Let's see how her respect for the fish grows. Focus on themes and stylistic features. The second half of the poem is marked by a bridge in this gap as the speaker engages in a more empirical study of the fish, thus heightening the sense of epiphany that the speaker reaches by the end of the poem. They shifted a little, but not to return my stare. Again the reader can virtually hear the sound of the line snapping. The poem itself is an emotive crescendo, and while its speaker struggles to hold… 977 Words 4 Pages American poet and short story writer Elizabeth Bishop lived between February 8, 1911- October 6, 1979.
She wanted nothing to do with anything that seemed to involve the women's movement. The strongest koi swims upstream until it reaches the final waterfall, where it vaults into the mists and becomes a water dragon. While it may be gruesome and overly-descriptive, it leaves many questions for the reader. Eco-critics hold this as one of the strongest poems that wage war against man-made disasters on Nature by man. While his gills were breathing in the terrible oxygen - the frightening gills, fresh and crisp with blood, that can cut so badly- I thought of the coarse white flesh packed in like feathers, the big bones and the little bones, the dramatic reds and blacks of his shiny entrails, and the pink swim-bladder like a big peony.

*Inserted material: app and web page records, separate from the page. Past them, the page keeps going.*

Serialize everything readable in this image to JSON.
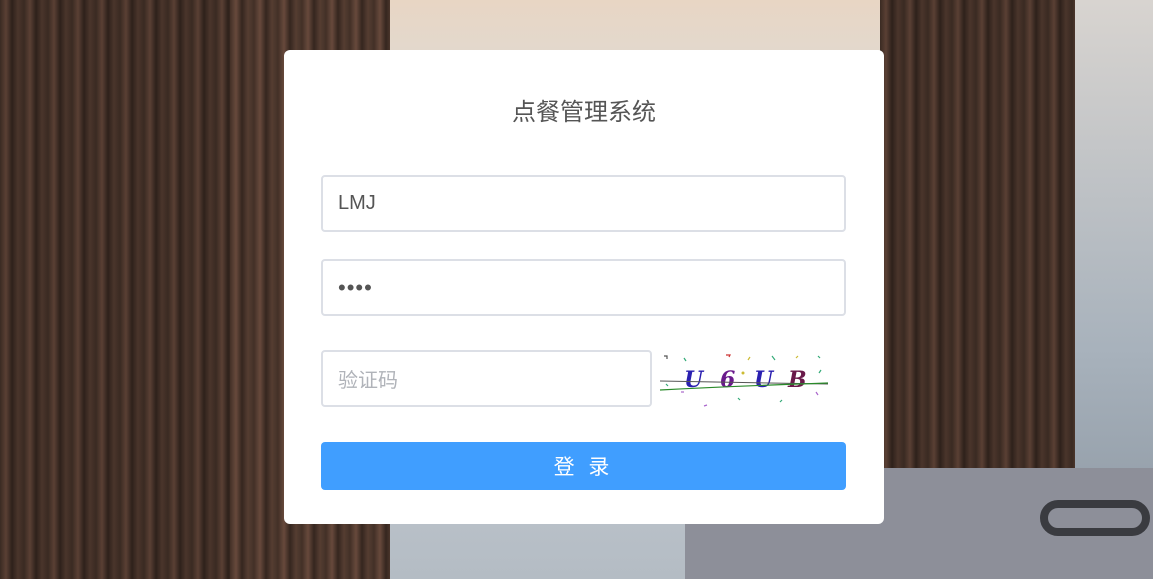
{
  "login": {
    "title": "点餐管理系统",
    "username_value": "LMJ",
    "password_value": "••••",
    "captcha_placeholder": "验证码",
    "captcha_text": [
      "U",
      "6",
      "U",
      "B"
    ],
    "submit_label": "登 录"
  },
  "colors": {
    "primary": "#409eff",
    "card": "#ffffff",
    "border": "#dcdfe6",
    "captcha_chars": [
      "#2a1fb0",
      "#6a1a8c",
      "#2a1fb0",
      "#6a1a4a"
    ]
  }
}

Imagery and diction are the cornerstone methods implemented in this poem. Elizabeth Bishop: Her Artistic Development. The fact that it didn't fight perhaps put the fisherwoman off at first - every angler loves a fish that battles to survive - and it's only when it's hanging on the hook, grunting, does she become aware of its age and history. Through the narrative of the speaker, it becomes clear that she is a commercial fisher woman; she uses a ship, hoot and other instruments that are used in commercial fishing. Moore took a keen interest in Bishop's work and, at one point, Moore dissuaded Bishop from attending , where the poet had briefly enrolled herself after moving to following her Vassar graduation.

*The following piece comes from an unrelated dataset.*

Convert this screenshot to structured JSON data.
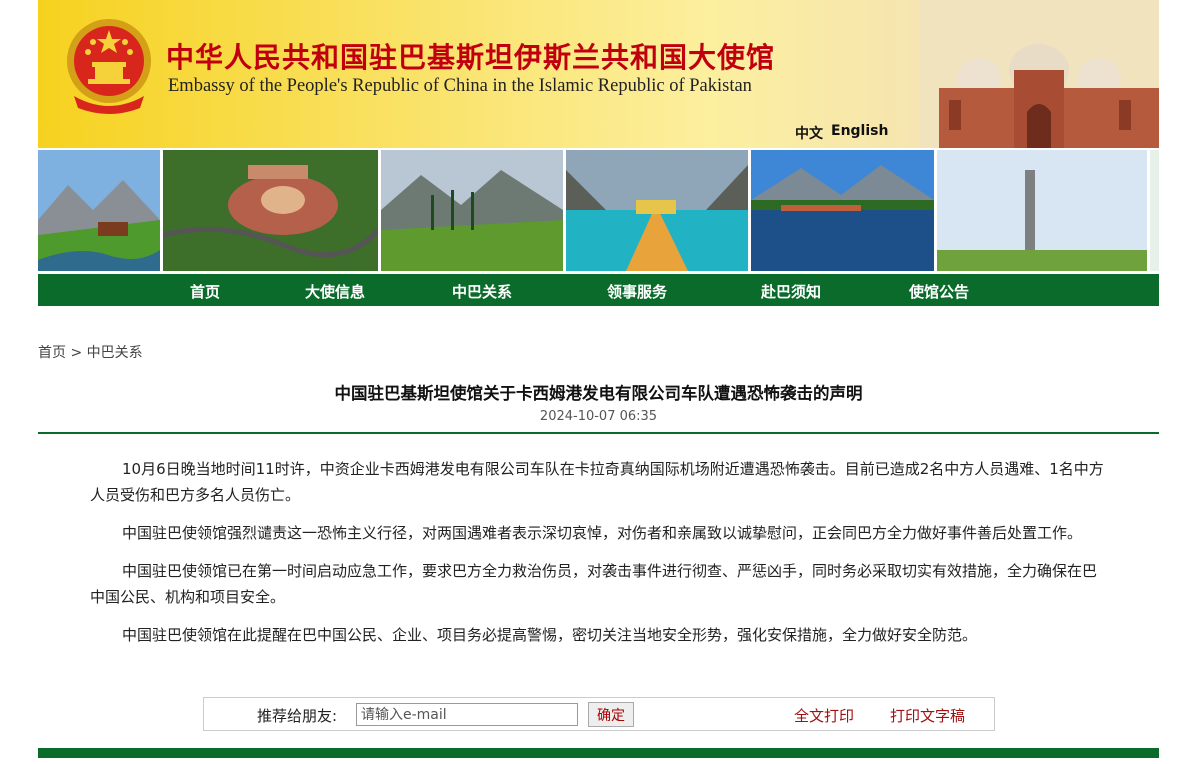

However, Bishop was unhappy there, and her separation from her maternal grandparents made her lonely. I'm supposed to be very shy. So you would virtually remember nothing. While it may seem confusing, there are certainly multiple ways of possibly interpreting this poem. However, for the fisherman, this is no ordinary fish; despite the gruesome exterior description of the fish, the fisherman discovers, what he believes, to be the interior beauty and worth of the water creature. But all of the above answers are correct as well.